You and the team probably have a lot going on on the daily, with different bits and pieces floating around the job site, and you just don’t have the time to clean up every little mess as you go. Unfortunately, this can often lead to workplace accidents, for example when someone trips over a cable and goes headfirst into the concrete. It’s annoying, but if you want to keep yourself and the team safe, you’ll need to make sure everything is where it should be and is always as tidy as possible.
Just like when you’re driving, distractions can be deadly on site too. Even glancing down at your phone for a second can have pretty bad consequences, especially when you’re operating any machinery, so quite a few companies have banned mobiles on site. Some distractions aren’t quite as easy to fix though – sometimes you’re just having a sh*t day and your mind is elsewhere thinking about an argument you had or some bad news you received. If you feel like you’re having one of those days, maybe just let the team know so they can help you through and keep you focused.
Us Kiwis tend to think we’re invincible sometimes and take a bit of a ‘she’ll be right’ approach to things. There’s usually nothing really wrong with that, but when you’re working with a lot of dangerous equipment and material, it’s better to be safe than sorry. Working as a team is also pretty important – the ones who are trying to suck up and be the big shot tend to be the ones who create the most dangerous situations for themselves and everyone else. So look out for each other, guys!

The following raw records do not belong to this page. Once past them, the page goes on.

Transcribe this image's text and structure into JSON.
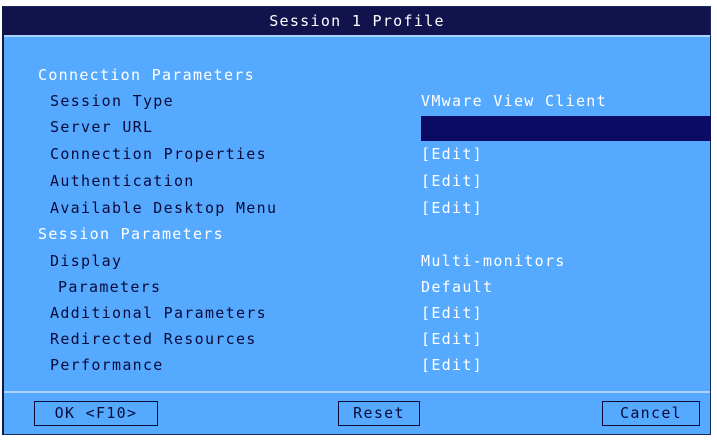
{
  "window": {
    "title": "Session 1 Profile"
  },
  "connection": {
    "header": "Connection Parameters",
    "session_type": {
      "label": "Session Type",
      "value": "VMware View Client"
    },
    "server_url": {
      "label": "Server URL",
      "value": ""
    },
    "connection_properties": {
      "label": "Connection Properties",
      "value": "[Edit]"
    },
    "authentication": {
      "label": "Authentication",
      "value": "[Edit]"
    },
    "desktop_menu": {
      "label": "Available Desktop Menu",
      "value": "[Edit]"
    }
  },
  "session": {
    "header": "Session Parameters",
    "display": {
      "label": "Display",
      "value": "Multi-monitors"
    },
    "parameters": {
      "label": "Parameters",
      "value": "Default"
    },
    "additional": {
      "label": "Additional Parameters",
      "value": "[Edit]"
    },
    "redirected": {
      "label": "Redirected Resources",
      "value": "[Edit]"
    },
    "performance": {
      "label": "Performance",
      "value": "[Edit]"
    }
  },
  "buttons": {
    "ok": "OK <F10>",
    "reset": "Reset",
    "cancel": "Cancel"
  },
  "colors": {
    "background": "#55aaff",
    "titlebar": "#12124d",
    "input_bg": "#0b0b66",
    "label_text": "#0a0a3a",
    "value_text": "#ffffff"
  }
}
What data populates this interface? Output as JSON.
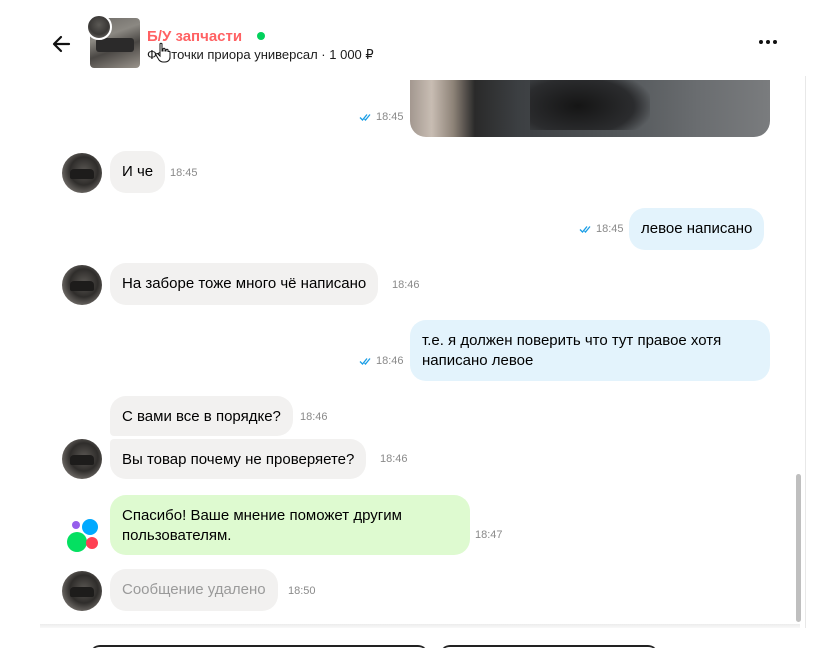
{
  "header": {
    "seller_name": "Б/У запчасти",
    "item_line": "Фонточки приора универсал · 1 000 ₽",
    "online": true
  },
  "colors": {
    "seller_name": "#ff6163",
    "online": "#02d15c",
    "bubble_in": "#f2f1f0",
    "bubble_out": "#e3f3fc",
    "bubble_system": "#defad0",
    "ticks": "#1a9ee6"
  },
  "icons": {
    "back": "arrow-left-icon",
    "more": "more-dots-icon",
    "read": "double-check-icon"
  },
  "messages": [
    {
      "type": "photo",
      "direction": "out",
      "time": "18:45"
    },
    {
      "direction": "in",
      "text": "И че",
      "time": "18:45"
    },
    {
      "direction": "out",
      "text": "левое написано",
      "time": "18:45"
    },
    {
      "direction": "in",
      "text": "На заборе тоже много чё написано",
      "time": "18:46"
    },
    {
      "direction": "out",
      "text": "т.е. я должен поверить что тут правое хотя написано левое",
      "time": "18:46"
    },
    {
      "direction": "in",
      "text": "С вами все в порядке?",
      "time": "18:46"
    },
    {
      "direction": "in",
      "text": "Вы товар почему не проверяете?",
      "time": "18:46"
    },
    {
      "direction": "system",
      "text": "Спасибо! Ваше мнение поможет другим пользователям.",
      "time": "18:47"
    },
    {
      "direction": "in",
      "deleted": true,
      "text": "Сообщение удалено",
      "time": "18:50"
    }
  ]
}
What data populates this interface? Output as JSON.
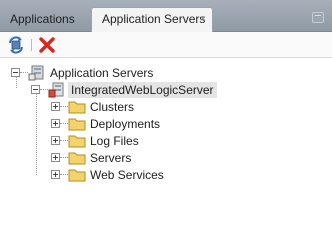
{
  "tabs": [
    {
      "label": "Applications",
      "active": false
    },
    {
      "label": "Application Servers",
      "active": true,
      "close_glyph": "×"
    }
  ],
  "toolbar": {
    "refresh_icon": "refresh-icon",
    "delete_icon": "delete-icon"
  },
  "tree": {
    "root": {
      "label": "Application Servers",
      "icon": "server-icon",
      "expanded": true
    },
    "server": {
      "label": "IntegratedWebLogicServer",
      "icon": "weblogic-server-icon",
      "expanded": true,
      "selected": true
    },
    "children": [
      {
        "label": "Clusters",
        "icon": "folder-icon"
      },
      {
        "label": "Deployments",
        "icon": "folder-icon"
      },
      {
        "label": "Log Files",
        "icon": "folder-icon"
      },
      {
        "label": "Servers",
        "icon": "folder-icon"
      },
      {
        "label": "Web Services",
        "icon": "folder-icon"
      }
    ]
  },
  "colors": {
    "tab_bar": "#98a3ae",
    "active_tab": "#f4f4f4",
    "delete_red": "#d9261c",
    "folder_yellow": "#f3d36b",
    "selection": "#e4e4e4"
  }
}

Lack of good prep
Sometimes you just want to get the job done and dusted as soon as you can – so the sooner you start, the sooner you finish, right? But preparation is key when it comes to avoiding workplace accidents. Make sure you actually take the time to listen to any safety briefings before you start a job and encourage them to happen if one hasn’t been given. It’s important that you know any hazards onsite or any activity that will be taking place that day so you can prepare.
Let’s stay safe out there, team!